Video standards converters
Video standards converters cover a broad range of formats: NTSC, PAL, interlaced and progressive, and computer graphics formats in addition to various signal transports such as DVI, HDMI, USB, DisplayPort and Thunderbolt. And even this list is a subset of existing equipment. Technology advances and the convergence of the worldwide video market have made it necessary to repurpose video assets that could have originated from any part of the world, from a video camera or a computer, for an application that is going to a different part of the world, being viewed by a different monitor, being stored on a computer disc, or any combination thereof.
One good example is the NTSC or PAL composite video baseband signal (CVBS) to digital decoder, sometimes called a video A/D converter, or simply a converter. The CVBS format has been used for more years than other current formats, decades before SDI, or any other digital format. The original digital transition started nearly 20 years ago, but some studios and production facilities still have large numbers of CVBS feeds, signals and tape assets.
Today, nearly every video signal is distributed digitally to the final viewer. Video production is digital, and playout is digital. But these legacy CVBS signals and tape assets must be converted to digital for compatibility with the new digital infrastructure.
What parameters are important in an analog to digital converter? Based on the application, some are more important than others. Typically, choices are made for resolution (8, 10 or 12 bits), linearity (differential gain and differential phase), chroma, luma, gain, hue and brightness are important in nearly every application to preserve the original picture quality. A long or faulty coaxial cable can seriously degrade CVBS signal picture quality as can poor filters and converter chips. Today, digital transmission for video creates far fewer picture artifacts than analog modulation did. But, accurate anti-alias filters, linear converters and little or no differential delay between luma and chroma are still requirements for high-quality on-air pictures.

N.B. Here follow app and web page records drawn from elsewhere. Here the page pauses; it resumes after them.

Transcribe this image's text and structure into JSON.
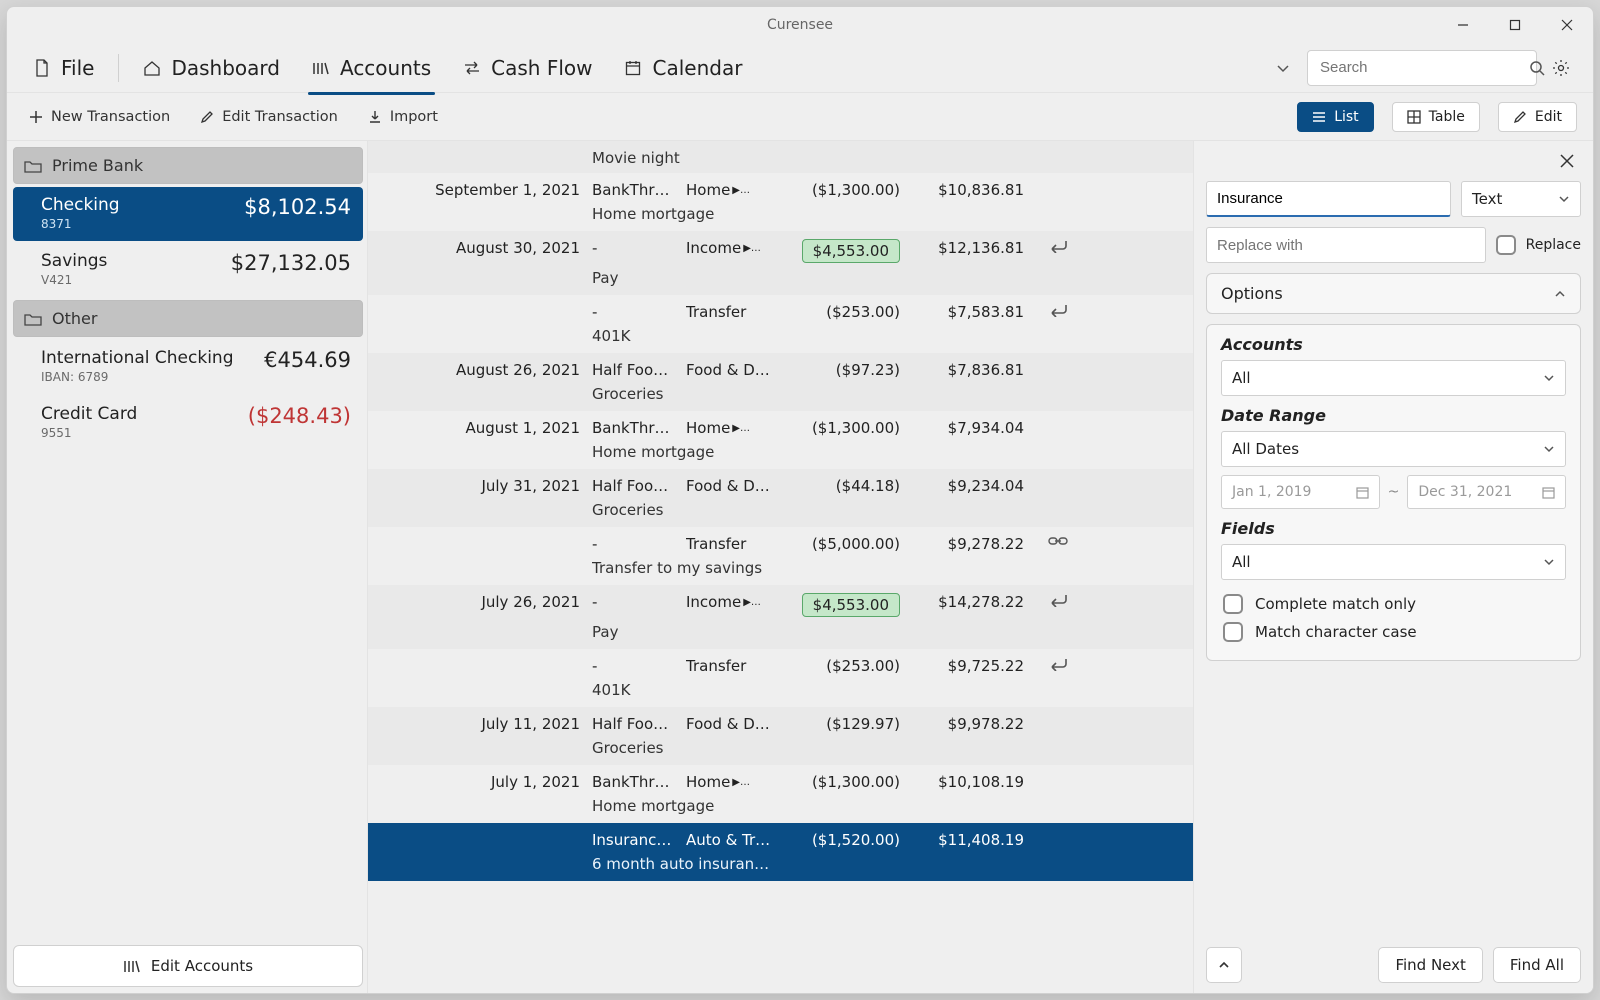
{
  "window": {
    "title": "Curensee"
  },
  "menubar": {
    "file": "File",
    "dashboard": "Dashboard",
    "accounts": "Accounts",
    "cashflow": "Cash Flow",
    "calendar": "Calendar",
    "search_placeholder": "Search"
  },
  "toolbar": {
    "new_tx": "New Transaction",
    "edit_tx": "Edit Transaction",
    "import": "Import",
    "view_list": "List",
    "view_table": "Table",
    "view_edit": "Edit"
  },
  "sidebar": {
    "group1": "Prime Bank",
    "group2": "Other",
    "edit_accounts": "Edit Accounts",
    "accounts": {
      "checking": {
        "name": "Checking",
        "sub": "8371",
        "bal": "$8,102.54"
      },
      "savings": {
        "name": "Savings",
        "sub": "V421",
        "bal": "$27,132.05"
      },
      "intl": {
        "name": "International Checking",
        "sub": "IBAN: 6789",
        "bal": "€454.69"
      },
      "credit": {
        "name": "Credit Card",
        "sub": "9551",
        "bal": "($248.43)"
      }
    }
  },
  "txheader_memo": "Movie night",
  "tx": [
    {
      "date": "September 1, 2021",
      "payee": "BankThr…",
      "cat": "Home",
      "cat_more": true,
      "amt": "($1,300.00)",
      "bal": "$10,836.81",
      "memo": "Home mortgage",
      "alt": false
    },
    {
      "date": "August 30, 2021",
      "payee": "-",
      "cat": "Income",
      "cat_more": true,
      "amt": "$4,553.00",
      "amt_chip": true,
      "bal": "$12,136.81",
      "memo": "Pay",
      "action": "return",
      "alt": true
    },
    {
      "date": "",
      "payee": "-",
      "cat": "Transfer",
      "amt": "($253.00)",
      "bal": "$7,583.81",
      "memo": "401K",
      "action": "return",
      "alt": false
    },
    {
      "date": "August 26, 2021",
      "payee": "Half Foo…",
      "cat": "Food & D…",
      "amt": "($97.23)",
      "bal": "$7,836.81",
      "memo": "Groceries",
      "alt": true
    },
    {
      "date": "August 1, 2021",
      "payee": "BankThr…",
      "cat": "Home",
      "cat_more": true,
      "amt": "($1,300.00)",
      "bal": "$7,934.04",
      "memo": "Home mortgage",
      "alt": false
    },
    {
      "date": "July 31, 2021",
      "payee": "Half Foo…",
      "cat": "Food & D…",
      "amt": "($44.18)",
      "bal": "$9,234.04",
      "memo": "Groceries",
      "alt": true
    },
    {
      "date": "",
      "payee": "-",
      "cat": "Transfer",
      "amt": "($5,000.00)",
      "bal": "$9,278.22",
      "memo": "Transfer to my savings",
      "action": "link",
      "alt": false
    },
    {
      "date": "July 26, 2021",
      "payee": "-",
      "cat": "Income",
      "cat_more": true,
      "amt": "$4,553.00",
      "amt_chip": true,
      "bal": "$14,278.22",
      "memo": "Pay",
      "action": "return",
      "alt": true
    },
    {
      "date": "",
      "payee": "-",
      "cat": "Transfer",
      "amt": "($253.00)",
      "bal": "$9,725.22",
      "memo": "401K",
      "action": "return",
      "alt": false
    },
    {
      "date": "July 11, 2021",
      "payee": "Half Foo…",
      "cat": "Food & D…",
      "amt": "($129.97)",
      "bal": "$9,978.22",
      "memo": "Groceries",
      "alt": true
    },
    {
      "date": "July 1, 2021",
      "payee": "BankThr…",
      "cat": "Home",
      "cat_more": true,
      "amt": "($1,300.00)",
      "bal": "$10,108.19",
      "memo": "Home mortgage",
      "alt": false
    },
    {
      "date": "",
      "payee": "Insuranc…",
      "cat": "Auto & Tr…",
      "amt": "($1,520.00)",
      "bal": "$11,408.19",
      "memo": "6 month auto insuran…",
      "alt": true,
      "sel": true
    }
  ],
  "search_panel": {
    "find_value": "Insurance",
    "type_value": "Text",
    "replace_placeholder": "Replace with",
    "replace_label": "Replace",
    "options_label": "Options",
    "accounts_label": "Accounts",
    "accounts_value": "All",
    "daterange_label": "Date Range",
    "daterange_value": "All Dates",
    "date_from": "Jan 1, 2019",
    "date_sep": "~",
    "date_to": "Dec 31, 2021",
    "fields_label": "Fields",
    "fields_value": "All",
    "complete_match": "Complete match only",
    "match_case": "Match character case",
    "find_next": "Find Next",
    "find_all": "Find All"
  }
}
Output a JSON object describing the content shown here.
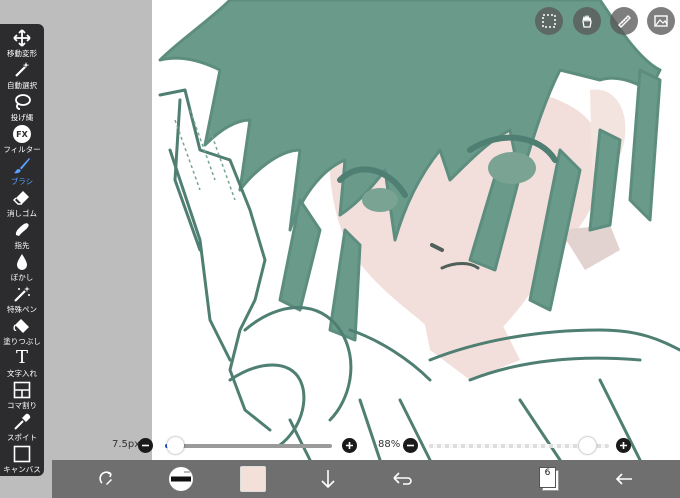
{
  "toolbar": {
    "tools": [
      {
        "label": "移動変形",
        "icon": "move-icon"
      },
      {
        "label": "自動選択",
        "icon": "magic-wand-icon"
      },
      {
        "label": "投げ縄",
        "icon": "lasso-icon"
      },
      {
        "label": "フィルター",
        "icon": "fx-icon",
        "glyph": "FX"
      },
      {
        "label": "ブラシ",
        "icon": "brush-icon",
        "active": true
      },
      {
        "label": "消しゴム",
        "icon": "eraser-icon"
      },
      {
        "label": "指先",
        "icon": "finger-icon"
      },
      {
        "label": "ぼかし",
        "icon": "blur-drop-icon"
      },
      {
        "label": "特殊ペン",
        "icon": "special-pen-icon"
      },
      {
        "label": "塗りつぶし",
        "icon": "fill-bucket-icon"
      },
      {
        "label": "文字入れ",
        "icon": "text-icon",
        "glyph": "T"
      },
      {
        "label": "コマ割り",
        "icon": "frame-divider-icon"
      },
      {
        "label": "スポイト",
        "icon": "eyedropper-icon"
      },
      {
        "label": "キャンバス",
        "icon": "canvas-icon"
      }
    ],
    "active_color": "#5aa2ff"
  },
  "top_buttons": [
    {
      "name": "selection-button",
      "icon": "dashed-selection-icon"
    },
    {
      "name": "hand-button",
      "icon": "hand-icon"
    },
    {
      "name": "ruler-button",
      "icon": "ruler-icon"
    },
    {
      "name": "material-button",
      "icon": "material-image-icon"
    }
  ],
  "sliders": {
    "brush_size": {
      "label": "7.5px",
      "fraction": 0.06
    },
    "opacity": {
      "label": "88%",
      "fraction": 0.88
    }
  },
  "bottom_bar": {
    "layer_count": "6",
    "color_swatch": "#f3e0d8",
    "icons": [
      "rotate-icon",
      "brush-preview-icon",
      "color-swatch",
      "down-arrow-icon",
      "undo-icon",
      "layers-icon",
      "back-arrow-icon"
    ]
  },
  "colors": {
    "hair": "#6a9a8a",
    "skin": "#f2dfdc",
    "outline": "#4f7f72",
    "panel": "#2c2c2e"
  }
}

Today’s semiconductor technology provides really small converters. For example, one SFP for CVBS includes two independent converters in a single SFP package. (See Figure 3.) These fully featured converter chips integrate more features into less space with less power than some modular products and card-based converters.
The basic blocks are:
- A\D converter. This critical block includes analog signal filtering. Resolution, linearity and analog noise are also controlled with this chip. A poorly designed semiconductor has a negative impact on overall performance. Composite NTSC or PAL conversion is still a common function. While component RGB signals are still used, computer graphics formats have rapidly diminished their use. Simultaneously, DVI, HDMI and other digital video-specific transports have replaced the three coaxial cables of RGB systems with a single cable, albeit with multiple twisted pairs inside.
- Image processing. This block could accomplish functions such as audio de-embedding, audio analysis, video analysis, time base correction, etc.
- SDI serializer. This block converts the parallel data from the A/D to serial data. It receives 10-bit or 20-bit video words as well as necessary synchronization and ancillary information such as audio data, or signal-specific metadata such as TRS, EAV and SAV. It adds framing data and converts the parallel data to serial. As the serial data is clocked out, a data scrambler is used to reduce DC content, and then NRZI channel encoding is used to ensure that data is invertible.
- D/A converter. This block receives the digital data in parallel in addition to video timing and framing signals. It converts it to an analog composite or component signal. It could use 8, 10 or 12 bits of resolution. The video D/A conversion, or encoding, is far easier to implement than the A/D, so this block is less critical than in the decoder.
- SDI deserializer. This is the opposite of the serializer. It receives the serial signal, recovers framing, deserializes the data and outputs the data in parallel words (10 or 20 bits). The sophistication and miniaturization of semiconductors allows this block to de-embed audio signals, provide output sync signals, analyze for CRC errors, extract other metadata and provide status flags and information about the video signal itself.
This concludes part one of this series. Be sure to visit the Web version of this article as it links to previous digital video signal tutorials. The second part of this article will appear in the April issue of Broadcast Engineering.
—Renaud Lavoie is president and CEO of Embrionix.